Which brings us to the central issue in the debate between the words "Complementary" and "Alternative". Which is really a debate about the true nature of science. Since the successes of theoretical physics in the late 19th and early 20th century, a myth has been perpetuated that science "knows why things work". But the fact is that even these theories that have been hugely successful in developing technology are only models - and despite the extraordinary technical progress they have allowed, they are not the real thing - they are an approximation simple enough to be coded mathematically. When it comes to the technology necessary for a mobile phone, there is still an inherent simplicity that allows these models to be used. When it comes to living organisms, we are still many generations from being able to really understand what is happening - even in simple situations.
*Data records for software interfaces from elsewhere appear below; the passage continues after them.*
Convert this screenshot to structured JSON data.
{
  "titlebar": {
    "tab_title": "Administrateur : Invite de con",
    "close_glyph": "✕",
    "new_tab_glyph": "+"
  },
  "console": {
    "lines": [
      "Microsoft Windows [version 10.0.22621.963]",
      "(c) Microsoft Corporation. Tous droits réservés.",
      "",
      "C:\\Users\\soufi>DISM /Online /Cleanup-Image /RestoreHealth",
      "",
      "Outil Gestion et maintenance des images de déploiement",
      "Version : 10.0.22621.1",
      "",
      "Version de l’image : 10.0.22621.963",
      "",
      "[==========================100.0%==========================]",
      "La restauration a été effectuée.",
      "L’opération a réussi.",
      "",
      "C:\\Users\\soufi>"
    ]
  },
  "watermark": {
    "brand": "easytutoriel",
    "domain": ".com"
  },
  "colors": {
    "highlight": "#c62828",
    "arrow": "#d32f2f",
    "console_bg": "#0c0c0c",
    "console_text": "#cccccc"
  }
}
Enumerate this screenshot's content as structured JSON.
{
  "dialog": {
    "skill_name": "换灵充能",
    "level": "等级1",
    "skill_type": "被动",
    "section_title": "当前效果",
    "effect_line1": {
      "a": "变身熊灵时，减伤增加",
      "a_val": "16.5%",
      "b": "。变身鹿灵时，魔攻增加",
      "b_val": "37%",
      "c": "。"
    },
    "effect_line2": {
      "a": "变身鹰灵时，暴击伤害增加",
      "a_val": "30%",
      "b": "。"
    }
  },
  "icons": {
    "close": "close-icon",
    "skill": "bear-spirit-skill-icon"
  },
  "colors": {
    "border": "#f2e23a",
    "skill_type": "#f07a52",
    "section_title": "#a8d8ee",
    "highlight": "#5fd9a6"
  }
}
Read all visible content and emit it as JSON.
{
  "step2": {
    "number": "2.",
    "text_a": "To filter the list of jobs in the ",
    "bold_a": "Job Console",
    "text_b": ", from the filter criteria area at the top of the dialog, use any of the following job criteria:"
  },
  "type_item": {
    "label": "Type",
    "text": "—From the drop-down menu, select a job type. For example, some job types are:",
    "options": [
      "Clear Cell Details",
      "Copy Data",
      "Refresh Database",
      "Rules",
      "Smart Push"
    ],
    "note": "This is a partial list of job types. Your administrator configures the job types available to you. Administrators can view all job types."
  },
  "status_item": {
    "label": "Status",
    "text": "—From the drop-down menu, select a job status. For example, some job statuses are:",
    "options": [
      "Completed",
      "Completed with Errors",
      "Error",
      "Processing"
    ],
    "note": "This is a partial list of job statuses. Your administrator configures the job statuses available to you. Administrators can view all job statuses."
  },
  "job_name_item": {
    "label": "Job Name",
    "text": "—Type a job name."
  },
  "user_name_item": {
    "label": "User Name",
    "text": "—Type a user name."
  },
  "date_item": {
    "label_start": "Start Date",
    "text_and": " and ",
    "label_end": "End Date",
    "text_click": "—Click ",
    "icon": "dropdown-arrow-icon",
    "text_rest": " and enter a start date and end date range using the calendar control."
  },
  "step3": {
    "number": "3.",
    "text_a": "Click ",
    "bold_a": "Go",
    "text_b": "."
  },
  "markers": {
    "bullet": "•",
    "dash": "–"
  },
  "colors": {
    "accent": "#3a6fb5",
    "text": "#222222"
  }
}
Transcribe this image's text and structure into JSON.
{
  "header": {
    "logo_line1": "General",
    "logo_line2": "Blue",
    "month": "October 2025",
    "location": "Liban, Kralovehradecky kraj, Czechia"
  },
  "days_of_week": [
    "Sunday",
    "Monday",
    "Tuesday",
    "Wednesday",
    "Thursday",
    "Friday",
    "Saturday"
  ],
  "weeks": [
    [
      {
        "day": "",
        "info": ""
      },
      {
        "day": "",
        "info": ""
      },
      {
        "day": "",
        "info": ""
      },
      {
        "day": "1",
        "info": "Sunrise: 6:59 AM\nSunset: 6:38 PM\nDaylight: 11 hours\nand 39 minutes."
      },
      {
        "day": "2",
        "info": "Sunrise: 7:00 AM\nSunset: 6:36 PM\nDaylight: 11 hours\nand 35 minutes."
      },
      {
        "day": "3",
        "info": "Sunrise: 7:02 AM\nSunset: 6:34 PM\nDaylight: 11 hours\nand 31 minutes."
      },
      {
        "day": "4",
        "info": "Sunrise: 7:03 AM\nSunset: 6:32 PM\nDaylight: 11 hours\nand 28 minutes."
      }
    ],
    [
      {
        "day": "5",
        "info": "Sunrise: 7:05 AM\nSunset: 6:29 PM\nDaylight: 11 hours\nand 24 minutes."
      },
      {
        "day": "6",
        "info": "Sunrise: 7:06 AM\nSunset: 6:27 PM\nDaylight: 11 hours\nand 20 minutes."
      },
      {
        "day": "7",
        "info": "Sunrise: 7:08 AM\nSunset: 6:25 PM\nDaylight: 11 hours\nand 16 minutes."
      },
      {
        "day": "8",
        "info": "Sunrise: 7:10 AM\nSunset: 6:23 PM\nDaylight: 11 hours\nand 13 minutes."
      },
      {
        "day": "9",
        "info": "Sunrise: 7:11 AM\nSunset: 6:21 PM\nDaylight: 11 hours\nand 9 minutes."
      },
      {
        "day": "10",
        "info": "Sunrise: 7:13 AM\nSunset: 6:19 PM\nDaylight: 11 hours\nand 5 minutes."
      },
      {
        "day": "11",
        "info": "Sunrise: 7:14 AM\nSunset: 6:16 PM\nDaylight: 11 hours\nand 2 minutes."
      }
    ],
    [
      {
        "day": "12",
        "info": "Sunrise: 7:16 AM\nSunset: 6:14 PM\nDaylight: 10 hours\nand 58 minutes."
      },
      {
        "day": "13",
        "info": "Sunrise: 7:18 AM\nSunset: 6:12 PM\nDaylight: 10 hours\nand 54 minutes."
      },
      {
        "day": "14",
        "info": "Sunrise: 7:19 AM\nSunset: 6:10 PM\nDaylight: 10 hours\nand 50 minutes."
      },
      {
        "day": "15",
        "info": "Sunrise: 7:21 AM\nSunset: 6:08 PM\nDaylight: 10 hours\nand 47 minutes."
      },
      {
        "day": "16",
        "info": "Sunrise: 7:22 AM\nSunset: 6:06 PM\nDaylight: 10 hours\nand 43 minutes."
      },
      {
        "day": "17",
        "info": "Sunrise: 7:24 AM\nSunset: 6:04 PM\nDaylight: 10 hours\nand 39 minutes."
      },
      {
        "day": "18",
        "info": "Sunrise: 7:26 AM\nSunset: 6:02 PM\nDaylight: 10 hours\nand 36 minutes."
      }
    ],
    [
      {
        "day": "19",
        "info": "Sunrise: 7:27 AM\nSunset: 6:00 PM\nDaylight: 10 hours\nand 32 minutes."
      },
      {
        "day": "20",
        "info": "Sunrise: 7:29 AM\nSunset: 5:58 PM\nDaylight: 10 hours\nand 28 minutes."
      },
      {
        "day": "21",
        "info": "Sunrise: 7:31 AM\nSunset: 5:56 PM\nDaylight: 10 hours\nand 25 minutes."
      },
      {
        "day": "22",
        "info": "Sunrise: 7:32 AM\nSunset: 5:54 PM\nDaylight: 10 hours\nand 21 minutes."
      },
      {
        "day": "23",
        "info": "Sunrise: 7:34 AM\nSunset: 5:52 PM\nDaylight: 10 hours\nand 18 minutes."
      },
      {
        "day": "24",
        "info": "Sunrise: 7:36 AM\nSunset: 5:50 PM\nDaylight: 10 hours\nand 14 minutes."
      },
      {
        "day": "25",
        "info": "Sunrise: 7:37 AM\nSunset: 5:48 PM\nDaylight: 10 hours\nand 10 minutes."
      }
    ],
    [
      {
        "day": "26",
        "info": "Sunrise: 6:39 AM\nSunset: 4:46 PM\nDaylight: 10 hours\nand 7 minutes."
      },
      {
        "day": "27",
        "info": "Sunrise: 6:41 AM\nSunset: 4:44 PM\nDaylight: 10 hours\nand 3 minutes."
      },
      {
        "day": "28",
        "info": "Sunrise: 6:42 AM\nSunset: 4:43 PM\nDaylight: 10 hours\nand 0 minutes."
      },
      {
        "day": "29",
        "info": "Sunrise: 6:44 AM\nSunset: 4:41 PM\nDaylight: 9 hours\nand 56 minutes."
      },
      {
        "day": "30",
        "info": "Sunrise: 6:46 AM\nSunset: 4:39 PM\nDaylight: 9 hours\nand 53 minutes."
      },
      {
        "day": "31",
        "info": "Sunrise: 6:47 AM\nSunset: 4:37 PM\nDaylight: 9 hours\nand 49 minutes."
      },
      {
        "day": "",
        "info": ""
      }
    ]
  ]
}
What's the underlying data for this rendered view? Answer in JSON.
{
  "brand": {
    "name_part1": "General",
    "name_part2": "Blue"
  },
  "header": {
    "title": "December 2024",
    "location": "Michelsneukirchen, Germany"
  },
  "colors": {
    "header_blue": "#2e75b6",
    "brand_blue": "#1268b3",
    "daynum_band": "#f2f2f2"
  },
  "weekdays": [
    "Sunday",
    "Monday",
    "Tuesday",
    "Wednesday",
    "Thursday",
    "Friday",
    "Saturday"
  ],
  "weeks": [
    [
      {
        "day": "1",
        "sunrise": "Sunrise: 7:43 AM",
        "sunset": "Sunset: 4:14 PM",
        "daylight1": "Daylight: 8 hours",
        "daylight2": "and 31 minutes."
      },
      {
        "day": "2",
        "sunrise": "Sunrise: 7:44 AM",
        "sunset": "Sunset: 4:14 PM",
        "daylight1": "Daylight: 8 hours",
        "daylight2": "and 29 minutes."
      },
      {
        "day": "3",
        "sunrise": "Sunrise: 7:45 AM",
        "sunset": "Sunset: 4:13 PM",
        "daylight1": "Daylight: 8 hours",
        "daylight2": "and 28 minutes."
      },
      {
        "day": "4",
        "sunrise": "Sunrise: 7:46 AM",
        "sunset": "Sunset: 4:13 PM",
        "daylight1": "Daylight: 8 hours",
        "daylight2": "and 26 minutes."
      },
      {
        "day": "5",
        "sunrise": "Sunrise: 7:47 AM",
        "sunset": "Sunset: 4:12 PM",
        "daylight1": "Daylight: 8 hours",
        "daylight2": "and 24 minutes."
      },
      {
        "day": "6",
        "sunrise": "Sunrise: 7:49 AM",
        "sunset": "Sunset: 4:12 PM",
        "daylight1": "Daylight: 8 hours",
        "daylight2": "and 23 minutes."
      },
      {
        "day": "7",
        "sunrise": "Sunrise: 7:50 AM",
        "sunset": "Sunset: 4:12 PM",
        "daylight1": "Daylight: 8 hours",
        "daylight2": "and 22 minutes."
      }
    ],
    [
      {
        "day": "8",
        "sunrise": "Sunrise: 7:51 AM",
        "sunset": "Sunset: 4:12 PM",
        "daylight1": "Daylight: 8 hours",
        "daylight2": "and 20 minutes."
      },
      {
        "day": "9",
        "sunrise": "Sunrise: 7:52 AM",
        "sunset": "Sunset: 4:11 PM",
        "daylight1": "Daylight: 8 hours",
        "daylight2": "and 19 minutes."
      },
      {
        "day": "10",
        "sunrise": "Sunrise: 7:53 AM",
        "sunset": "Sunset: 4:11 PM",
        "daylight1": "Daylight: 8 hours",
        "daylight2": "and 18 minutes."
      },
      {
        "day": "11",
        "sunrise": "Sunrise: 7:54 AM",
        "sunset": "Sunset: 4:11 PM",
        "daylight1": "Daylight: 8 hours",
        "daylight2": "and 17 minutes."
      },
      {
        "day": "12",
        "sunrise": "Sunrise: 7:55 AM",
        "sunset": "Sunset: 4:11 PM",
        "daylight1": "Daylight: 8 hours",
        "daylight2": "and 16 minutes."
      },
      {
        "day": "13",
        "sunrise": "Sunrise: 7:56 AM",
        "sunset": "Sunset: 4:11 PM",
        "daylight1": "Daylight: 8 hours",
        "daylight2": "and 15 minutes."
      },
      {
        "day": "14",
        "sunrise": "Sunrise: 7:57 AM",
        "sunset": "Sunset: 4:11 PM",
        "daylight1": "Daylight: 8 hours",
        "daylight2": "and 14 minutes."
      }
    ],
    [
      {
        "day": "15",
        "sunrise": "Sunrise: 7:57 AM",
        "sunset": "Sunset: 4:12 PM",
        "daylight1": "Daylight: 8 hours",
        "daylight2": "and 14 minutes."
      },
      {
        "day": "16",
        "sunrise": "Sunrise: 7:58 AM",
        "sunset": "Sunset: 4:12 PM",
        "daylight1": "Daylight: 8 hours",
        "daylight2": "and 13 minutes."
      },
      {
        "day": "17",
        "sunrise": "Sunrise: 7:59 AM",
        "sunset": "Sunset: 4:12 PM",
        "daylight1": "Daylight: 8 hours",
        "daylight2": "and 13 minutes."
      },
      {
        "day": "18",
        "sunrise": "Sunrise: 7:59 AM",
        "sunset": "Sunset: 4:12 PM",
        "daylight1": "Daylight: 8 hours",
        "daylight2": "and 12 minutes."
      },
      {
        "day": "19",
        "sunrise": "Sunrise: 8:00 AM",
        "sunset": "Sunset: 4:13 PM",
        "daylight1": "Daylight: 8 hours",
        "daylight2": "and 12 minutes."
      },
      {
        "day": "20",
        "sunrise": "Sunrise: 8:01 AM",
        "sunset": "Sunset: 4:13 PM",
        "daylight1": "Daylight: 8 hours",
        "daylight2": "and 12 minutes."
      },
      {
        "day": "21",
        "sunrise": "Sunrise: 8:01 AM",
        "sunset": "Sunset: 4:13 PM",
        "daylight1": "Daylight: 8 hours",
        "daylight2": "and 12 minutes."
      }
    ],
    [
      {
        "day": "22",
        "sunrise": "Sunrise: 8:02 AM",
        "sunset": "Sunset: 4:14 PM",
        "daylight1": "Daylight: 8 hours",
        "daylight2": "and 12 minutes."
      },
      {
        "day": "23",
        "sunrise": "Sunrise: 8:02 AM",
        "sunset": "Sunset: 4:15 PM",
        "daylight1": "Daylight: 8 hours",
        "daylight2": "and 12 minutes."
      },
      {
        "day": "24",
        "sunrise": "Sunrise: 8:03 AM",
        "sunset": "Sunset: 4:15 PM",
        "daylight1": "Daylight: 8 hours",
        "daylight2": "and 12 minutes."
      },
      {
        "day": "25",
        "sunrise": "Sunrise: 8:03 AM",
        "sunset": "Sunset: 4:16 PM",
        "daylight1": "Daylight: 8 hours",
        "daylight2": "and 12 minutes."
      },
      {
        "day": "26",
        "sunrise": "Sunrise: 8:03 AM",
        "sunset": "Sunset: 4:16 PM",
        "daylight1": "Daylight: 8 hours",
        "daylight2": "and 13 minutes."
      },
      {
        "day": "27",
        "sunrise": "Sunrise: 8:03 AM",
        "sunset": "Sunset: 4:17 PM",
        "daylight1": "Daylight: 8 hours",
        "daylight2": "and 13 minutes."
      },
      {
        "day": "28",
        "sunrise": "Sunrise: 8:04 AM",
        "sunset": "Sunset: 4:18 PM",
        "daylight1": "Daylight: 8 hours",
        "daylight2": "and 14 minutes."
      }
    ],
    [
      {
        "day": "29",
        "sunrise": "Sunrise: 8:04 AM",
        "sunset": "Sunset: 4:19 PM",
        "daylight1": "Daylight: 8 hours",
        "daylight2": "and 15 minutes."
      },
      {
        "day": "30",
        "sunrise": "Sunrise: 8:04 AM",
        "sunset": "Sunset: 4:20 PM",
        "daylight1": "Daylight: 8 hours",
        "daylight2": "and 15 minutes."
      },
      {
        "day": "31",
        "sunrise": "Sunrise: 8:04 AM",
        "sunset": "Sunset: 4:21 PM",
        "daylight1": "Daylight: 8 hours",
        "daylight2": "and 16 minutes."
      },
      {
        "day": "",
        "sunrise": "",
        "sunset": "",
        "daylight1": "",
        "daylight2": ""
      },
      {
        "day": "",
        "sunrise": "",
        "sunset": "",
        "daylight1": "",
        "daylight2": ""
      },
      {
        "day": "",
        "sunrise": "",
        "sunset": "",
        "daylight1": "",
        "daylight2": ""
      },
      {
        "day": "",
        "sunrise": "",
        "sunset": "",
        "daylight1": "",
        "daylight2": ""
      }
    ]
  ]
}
As an example, it is only in 2012 that a whole new lymphatic system was discovered in the brain that implies a 5x increase in the turnover of cerebrospinal fluid (compared to the previous knowledge in 2011). The same year saw the discovery of a magnetic sensor in the eye of birds that allows them to navigate by the earth's magnetic field. Working with quantum states, this sensor is held in a relatively small molecule, is billions of times smaller than the most sensitive similar human-made device, and is many times more sensitive. And it's possible that human eyes may also possess this feature.
It would be nice to understand "why" complementary therapies work, (and there are a continuous stream of attempts to do so) - but all we can say is "we do X and then we see Y happen". And although Jacques Benveniste was trashed by the editor of Science Journal after he showed that water has a memory - subsequent repeats of his experiments in other independent laboratories (including one by Nobel Prize recilient Luc Montagnier) have also demonstrated that water has a memory at ultradilutions. We still don't know why - but ultimately science is NOT about assuming knowledge first and then proving what it already knows. To quote one of the pioneers of Cranial Osteopathy, Rollin Becker - "Something Happened" (he just used to write "SH" in his client notes). This empirical approach is a traditional form of science, but is not seen as such by anyone who does not believe that anything can exist unless it fits their already-formed view of how the world works. The experience is that "interesting things" happen in the playground that connects consciousness/awareness and body tissue.